    8. Backed by qualitative research and expert opinions, this is an essential read for parents of girls 0-21 years.Often it is mind exploding as the author deals with topics of tweens and teenagers overstimulated by media, unduly influenced by peer pressure and unleashed by loose parental boundaries.The advice for averting the social evils affecting our girls is instilling a sense of worth and high self esteem.Read it and don't delude yourself that you know what your girls are up to.


    9. It's not a parenting book but more of a guided book on how marketing can affect our children. If you are unaware of how marketing affects your children's life I would like to recommend it to you, But if you are after a parenting book of what is happening in the life of your girls look else where.The message of this book is repeated a lot and is a light read without many outside resources linked in. But overall a worth addition to your book shelf.


    10. Liked the book. Agreed with lots of what was said. Very frightening to have my 11 year old basically having teen experiences. I'm glad she has a solid grounding and that we have a good relationship. I did read a few things I hadn't considered and look at certain aspects of our relationship a little differently as a result of reading the book. Way of the world I guess - new challenges await.


    11. If you're a parent you need to read this book! Whether you have a boy or a girl, a baby or a teenager. This book discusses vital issues threatening childhood. Whilst it is a little dated in that it references myspace, the concerns it raises are very current and valid


    12. Good stuff in it - things that parents of girls should know. As a former high school teacher though, I didn't have the "Ah-ha!" and "Oh my god!?" moments I think you're meant to have when you read this.I didn't find anything new or ground-breaking here.

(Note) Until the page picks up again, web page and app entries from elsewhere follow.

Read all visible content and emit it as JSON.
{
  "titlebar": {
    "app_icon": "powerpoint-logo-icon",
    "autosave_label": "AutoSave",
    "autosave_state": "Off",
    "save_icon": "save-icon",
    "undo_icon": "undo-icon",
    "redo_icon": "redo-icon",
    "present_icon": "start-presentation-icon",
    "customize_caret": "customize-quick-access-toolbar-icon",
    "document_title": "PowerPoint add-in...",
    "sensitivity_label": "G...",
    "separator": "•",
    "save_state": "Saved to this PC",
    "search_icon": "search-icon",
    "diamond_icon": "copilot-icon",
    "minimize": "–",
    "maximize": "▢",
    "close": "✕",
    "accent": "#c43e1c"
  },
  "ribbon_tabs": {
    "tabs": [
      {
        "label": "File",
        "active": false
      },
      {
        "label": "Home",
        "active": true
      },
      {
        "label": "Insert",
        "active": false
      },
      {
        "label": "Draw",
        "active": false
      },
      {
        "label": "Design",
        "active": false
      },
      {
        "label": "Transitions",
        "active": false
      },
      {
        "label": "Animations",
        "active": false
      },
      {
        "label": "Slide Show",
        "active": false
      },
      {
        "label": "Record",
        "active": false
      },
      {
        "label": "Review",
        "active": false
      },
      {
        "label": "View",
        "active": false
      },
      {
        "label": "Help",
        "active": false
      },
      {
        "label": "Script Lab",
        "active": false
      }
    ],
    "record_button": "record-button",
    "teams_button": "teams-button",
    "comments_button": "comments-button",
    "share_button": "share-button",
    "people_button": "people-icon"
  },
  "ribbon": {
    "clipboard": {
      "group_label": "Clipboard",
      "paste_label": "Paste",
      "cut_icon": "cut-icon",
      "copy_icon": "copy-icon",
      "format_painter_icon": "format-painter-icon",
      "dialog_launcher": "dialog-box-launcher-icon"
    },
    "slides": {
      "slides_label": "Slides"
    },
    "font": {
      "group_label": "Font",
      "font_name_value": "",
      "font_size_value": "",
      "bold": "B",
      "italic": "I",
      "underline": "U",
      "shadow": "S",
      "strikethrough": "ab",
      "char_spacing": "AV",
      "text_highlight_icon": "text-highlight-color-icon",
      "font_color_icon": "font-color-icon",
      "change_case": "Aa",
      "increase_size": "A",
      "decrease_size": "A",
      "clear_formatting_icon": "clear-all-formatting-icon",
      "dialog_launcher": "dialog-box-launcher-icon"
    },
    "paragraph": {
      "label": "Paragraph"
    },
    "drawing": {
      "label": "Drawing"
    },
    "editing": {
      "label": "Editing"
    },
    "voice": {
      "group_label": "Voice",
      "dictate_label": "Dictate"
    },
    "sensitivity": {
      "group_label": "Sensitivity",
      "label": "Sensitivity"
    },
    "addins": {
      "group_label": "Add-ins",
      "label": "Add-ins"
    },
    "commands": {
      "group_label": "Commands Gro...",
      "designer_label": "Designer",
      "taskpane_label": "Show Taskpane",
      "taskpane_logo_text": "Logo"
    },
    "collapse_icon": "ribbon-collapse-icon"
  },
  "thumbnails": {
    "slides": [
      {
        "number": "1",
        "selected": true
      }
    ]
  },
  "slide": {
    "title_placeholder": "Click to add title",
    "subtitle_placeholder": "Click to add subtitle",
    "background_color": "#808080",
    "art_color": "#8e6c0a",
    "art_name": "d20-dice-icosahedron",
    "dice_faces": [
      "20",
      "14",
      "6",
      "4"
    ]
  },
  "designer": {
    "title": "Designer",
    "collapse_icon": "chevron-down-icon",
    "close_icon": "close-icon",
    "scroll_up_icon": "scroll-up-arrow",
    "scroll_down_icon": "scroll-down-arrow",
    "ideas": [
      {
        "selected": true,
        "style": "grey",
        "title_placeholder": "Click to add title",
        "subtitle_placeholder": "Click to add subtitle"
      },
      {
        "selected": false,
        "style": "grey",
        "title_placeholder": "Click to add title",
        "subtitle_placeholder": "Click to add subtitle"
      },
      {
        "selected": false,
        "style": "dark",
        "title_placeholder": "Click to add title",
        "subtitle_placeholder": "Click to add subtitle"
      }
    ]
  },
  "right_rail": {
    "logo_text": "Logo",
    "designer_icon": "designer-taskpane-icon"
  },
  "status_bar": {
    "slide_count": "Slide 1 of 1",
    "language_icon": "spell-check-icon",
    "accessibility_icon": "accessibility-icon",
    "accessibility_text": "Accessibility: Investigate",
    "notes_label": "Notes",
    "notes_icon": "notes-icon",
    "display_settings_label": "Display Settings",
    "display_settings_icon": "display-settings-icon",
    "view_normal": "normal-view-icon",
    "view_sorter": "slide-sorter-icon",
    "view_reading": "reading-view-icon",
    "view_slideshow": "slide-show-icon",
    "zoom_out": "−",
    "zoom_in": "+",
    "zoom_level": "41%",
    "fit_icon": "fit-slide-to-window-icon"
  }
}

Worth a read though!


    13. This gives the impression that most teenage girls are like this. Thankfully I've found that most of them are not.



    Leave a Reply